I don't know what changed, I only know that the situation did. Whether it was him, me, or a combined effort born of a desire to get to a happier place than we had been previously, I couldn't say. They say that food is the way to a man's heart, but he rejected my apologetic efforts. We were on our way out, a coincidence that we were in the same place at the same time. When we were having trouble getting along I had talked to someone else about the situation, needing another perspective, startled when his advice was to kiss him. There was no way I could do that I thought to myself. He can hardly stand sharing space or being in the same room with me. There's a silence between two people that is comfortable, we didn't have that. Every moment we spent together felt tense; I was waiting for him to tell me the ways I had failed, who knows what he thought I was going to do to further batter his ego. Pride made me lash out, and I'm sorry I treated him that way.

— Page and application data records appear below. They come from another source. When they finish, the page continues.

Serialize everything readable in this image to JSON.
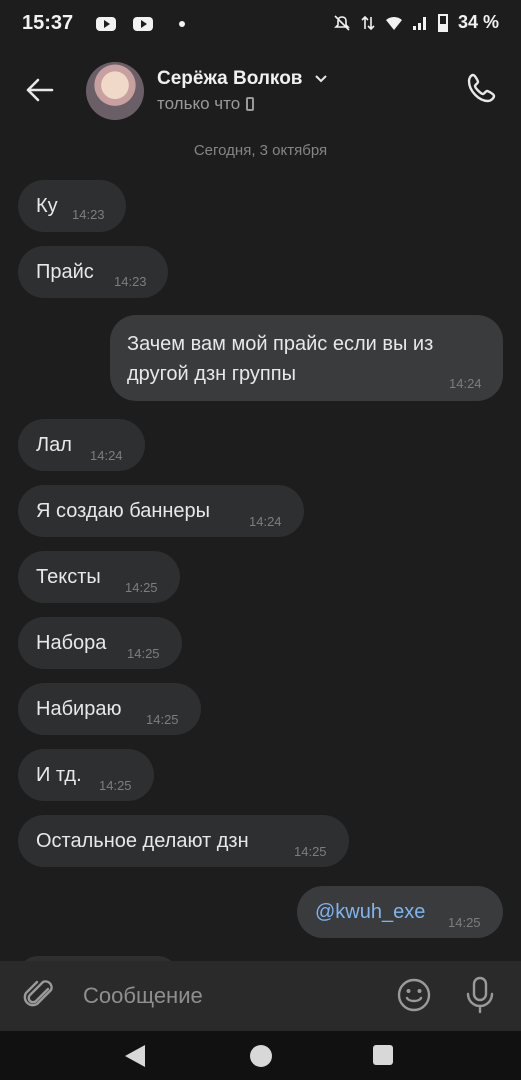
{
  "status_bar": {
    "time": "15:37",
    "battery": "34 %"
  },
  "header": {
    "contact_name": "Серёжа Волков",
    "status": "только что"
  },
  "date_separator": "Сегодня, 3 октября",
  "messages": [
    {
      "text": "Ку",
      "time": "14:23",
      "direction": "in"
    },
    {
      "text": "Прайс",
      "time": "14:23",
      "direction": "in"
    },
    {
      "text": "Зачем вам мой прайс если вы из другой дзн группы",
      "time": "14:24",
      "direction": "out"
    },
    {
      "text": "Лал",
      "time": "14:24",
      "direction": "in"
    },
    {
      "text": "Я создаю баннеры",
      "time": "14:24",
      "direction": "in"
    },
    {
      "text": "Тексты",
      "time": "14:25",
      "direction": "in"
    },
    {
      "text": "Набора",
      "time": "14:25",
      "direction": "in"
    },
    {
      "text": "Набираю",
      "time": "14:25",
      "direction": "in"
    },
    {
      "text": "И тд.",
      "time": "14:25",
      "direction": "in"
    },
    {
      "text": "Остальное делают дзн",
      "time": "14:25",
      "direction": "in"
    },
    {
      "text": "@kwuh_exe",
      "time": "14:25",
      "direction": "out"
    }
  ],
  "composer": {
    "placeholder": "Сообщение"
  },
  "colors": {
    "background": "#1d1d1e",
    "bubble_in": "#2e2f30",
    "bubble_out": "#3a3b3d",
    "mention": "#7fb4f0"
  }
}
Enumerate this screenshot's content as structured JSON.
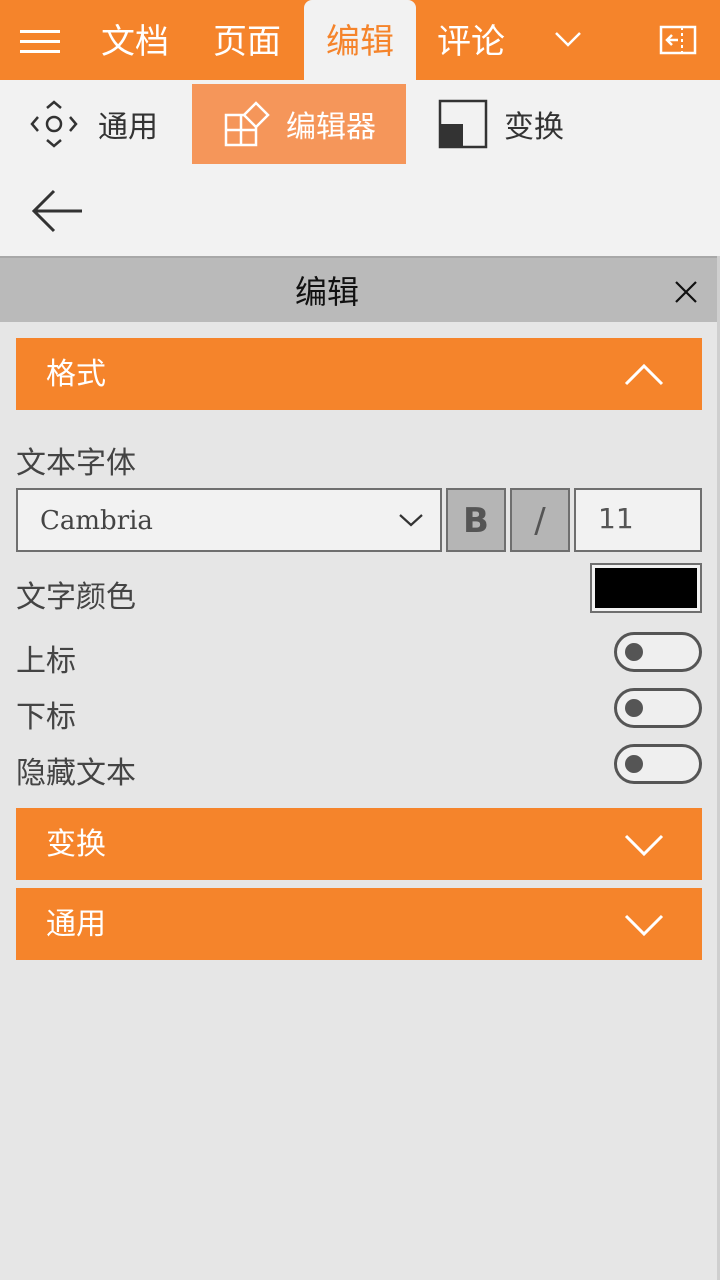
{
  "topbar": {
    "tabs": [
      {
        "label": "文档"
      },
      {
        "label": "页面"
      },
      {
        "label": "编辑"
      },
      {
        "label": "评论"
      }
    ],
    "active_tab": "编辑"
  },
  "ribbon": {
    "items": [
      {
        "label": "通用",
        "icon": "move-icon"
      },
      {
        "label": "编辑器",
        "icon": "editor-shapes-icon"
      },
      {
        "label": "变换",
        "icon": "transform-icon"
      }
    ],
    "active_item": "编辑器"
  },
  "panel": {
    "title": "编辑"
  },
  "sections": {
    "format": {
      "label": "格式",
      "expanded": true
    },
    "transform": {
      "label": "变换",
      "expanded": false
    },
    "general": {
      "label": "通用",
      "expanded": false
    }
  },
  "format": {
    "font_label": "文本字体",
    "font_value": "Cambria",
    "bold_label": "B",
    "italic_label": "/",
    "font_size": "11",
    "color_label": "文字颜色",
    "color_value": "#000000",
    "superscript_label": "上标",
    "superscript_on": false,
    "subscript_label": "下标",
    "subscript_on": false,
    "hidden_text_label": "隐藏文本",
    "hidden_text_on": false
  },
  "colors": {
    "accent": "#f5842b",
    "ribbon_active": "#f5965a",
    "panel_header": "#bababa",
    "background": "#e6e6e6"
  }
}
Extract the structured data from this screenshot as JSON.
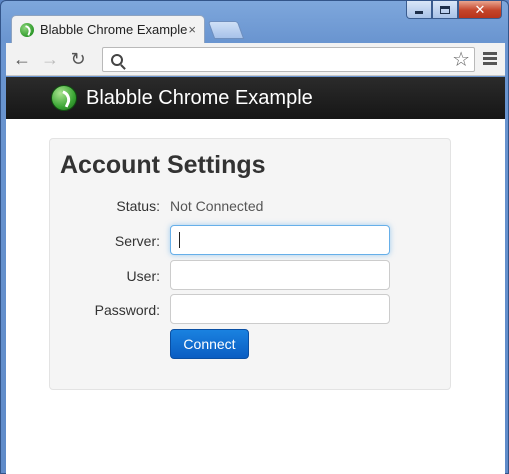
{
  "browser": {
    "tab_title": "Blabble Chrome Example",
    "tab_close": "×",
    "address_value": "",
    "back_glyph": "←",
    "forward_glyph": "→",
    "reload_glyph": "↻",
    "star_glyph": "☆"
  },
  "icons": {
    "favicon": "blabble-logo-icon",
    "brand": "blabble-logo-icon",
    "search": "search-icon",
    "star": "bookmark-star-icon",
    "menu": "hamburger-menu-icon"
  },
  "app": {
    "brand": "Blabble Chrome Example"
  },
  "settings": {
    "title": "Account Settings",
    "status_label": "Status:",
    "status_value": "Not Connected",
    "server_label": "Server:",
    "server_value": "",
    "user_label": "User:",
    "user_value": "",
    "password_label": "Password:",
    "password_value": "",
    "connect_label": "Connect"
  },
  "colors": {
    "navbar": "#1f1f1f",
    "button": "#0a6ad6",
    "brand_green": "#3aa534"
  }
}
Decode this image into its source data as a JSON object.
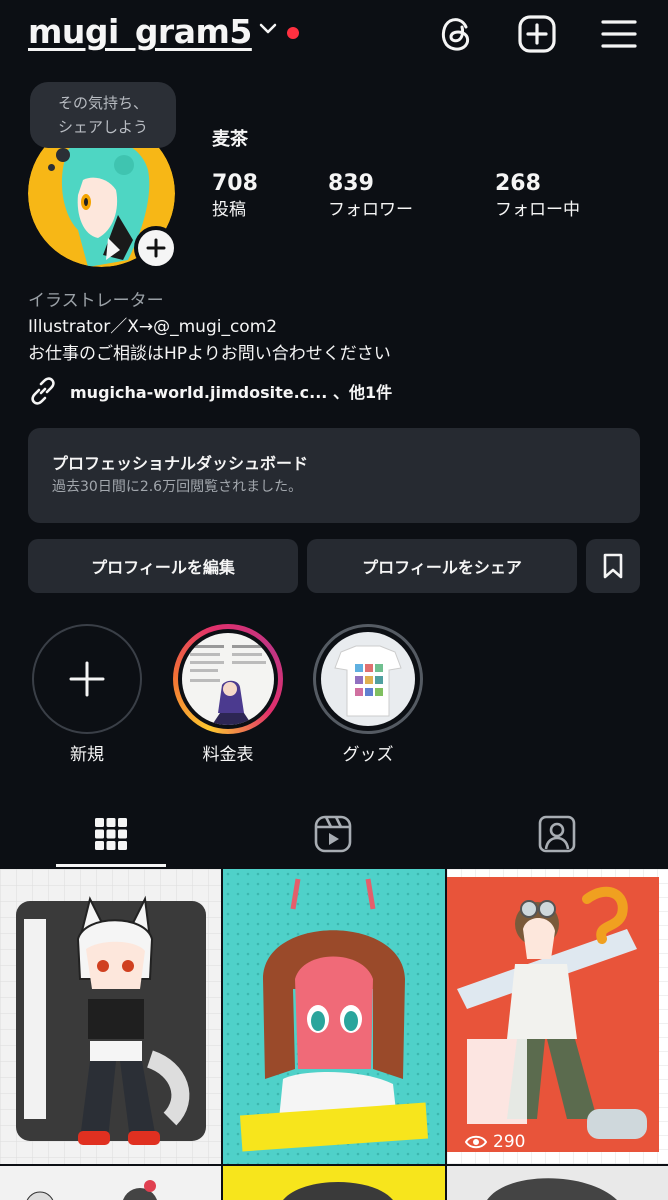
{
  "header": {
    "username": "mugi_gram5",
    "icons": [
      "chevron-down-icon",
      "threads-icon",
      "plus-square-icon",
      "menu-icon"
    ],
    "notification_color": "#ff3040"
  },
  "note_bubble": {
    "line1": "その気持ち、",
    "line2": "シェアしよう"
  },
  "profile": {
    "display_name": "麦茶",
    "stats": [
      {
        "value": "708",
        "label": "投稿"
      },
      {
        "value": "839",
        "label": "フォロワー"
      },
      {
        "value": "268",
        "label": "フォロー中"
      }
    ],
    "category": "イラストレーター",
    "bio_line1": "Illustrator／X→@_mugi_com2",
    "bio_line2": "お仕事のご相談はHPよりお問い合わせください",
    "link_text": "mugicha-world.jimdosite.c... 、他1件"
  },
  "dashboard": {
    "title": "プロフェッショナルダッシュボード",
    "subtitle": "過去30日間に2.6万回閲覧されました。"
  },
  "buttons": {
    "edit_profile": "プロフィールを編集",
    "share_profile": "プロフィールをシェア"
  },
  "highlights": [
    {
      "label": "新規"
    },
    {
      "label": "料金表"
    },
    {
      "label": "グッズ"
    }
  ],
  "tabs": [
    "grid-icon",
    "reels-icon",
    "tagged-icon"
  ],
  "posts": [
    {
      "alt_theme": "wolf-girl",
      "bg": "#f2f2f2"
    },
    {
      "alt_theme": "pink-girl",
      "bg": "#4fd1c9"
    },
    {
      "alt_theme": "leo",
      "bg": "#ffffff",
      "views": "290"
    }
  ],
  "colors": {
    "background": "#0c0f14",
    "card": "#262a31",
    "accent_red": "#ff3040"
  }
}
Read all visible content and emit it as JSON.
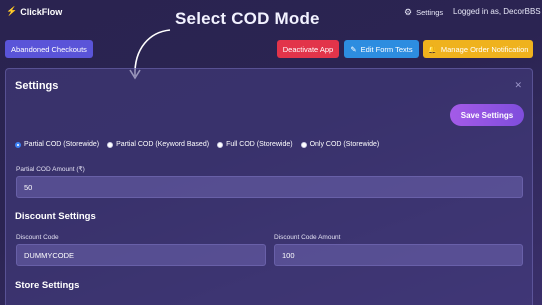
{
  "app": {
    "brand": "ClickFlow",
    "headline": "Select COD Mode"
  },
  "header": {
    "settings_label": "Settings",
    "logged_in": "Logged in as, DecorBBS"
  },
  "toolbar": {
    "abandoned": "Abandoned Checkouts",
    "deactivate": "Deactivate App",
    "edit_form": "Edit Form Texts",
    "notify": "Manage Order Notification"
  },
  "panel": {
    "title": "Settings",
    "save": "Save Settings",
    "cod_modes": [
      {
        "label": "Partial COD (Storewide)",
        "checked": true
      },
      {
        "label": "Partial COD (Keyword Based)",
        "checked": false
      },
      {
        "label": "Full COD (Storewide)",
        "checked": false
      },
      {
        "label": "Only COD (Storewide)",
        "checked": false
      }
    ],
    "partial_amount_label": "Partial COD Amount (₹)",
    "partial_amount_value": "50",
    "discount_section": "Discount Settings",
    "discount_code_label": "Discount Code",
    "discount_code_value": "DUMMYCODE",
    "discount_amount_label": "Discount Code Amount",
    "discount_amount_value": "100",
    "store_section": "Store Settings"
  },
  "colors": {
    "accent": "#5a54d8",
    "danger": "#e2344a",
    "info": "#2d8de0",
    "warning": "#efb21d",
    "save_gradient_start": "#a45be8"
  }
}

The other day I was cleaning when I found the corpse. He came up behind me, peered over my shoulder at the body, and we shared a moment as we observed the still body of the lifeless butterfly that I had discovered. Neither of us said a word, it was as if we knew we had to commemorate the beauty that had formerly flown hither and yon. Finally he handed me something, to my surprise it was the envelope I had given to him earlier. Before then I hadn't known it existed, believing it to have been the first thing he tossed into the recycling container. Melting sunshine sent longer, darker red rays into the space we were sharing. With great care he slid the envelope beneath the butterfly, carried it outside, and excavated a burial space beneath the tree that bore scarlet berries in winter. Months went by, but eventually it was summer again. I was daydreaming near the window when came up to me, standing closer than he ever had previously.

Turning slightly, I could see what he had; a dragonfly buzzing near the lilies the landscapers had planted. Before I could say anything he pointed beyond that, to the butterflies that were tumbling playfully through the sultry humid air. Inside the air conditioner was humming, but outside the sounds of nature and summer were loud enough for anyone who cared to listen. It was then that I apologized. Whatever I said, it wasn't rehearsed, just words that fell out of my mouth while he was standing near me. A quivering moment passed before his face changed. It wasn't a smile exactly, but it was close. He said that he hadn't noticed me being on edge that day, and this time, instead of arguing, I let him win. They say it is better to give then to receive, but I wonder if when it comes to forgiveness, pride can be set aside and the angry bitterness that led to butterfly ashes behind a slammed door can start to soften and open even the hardest of hearts.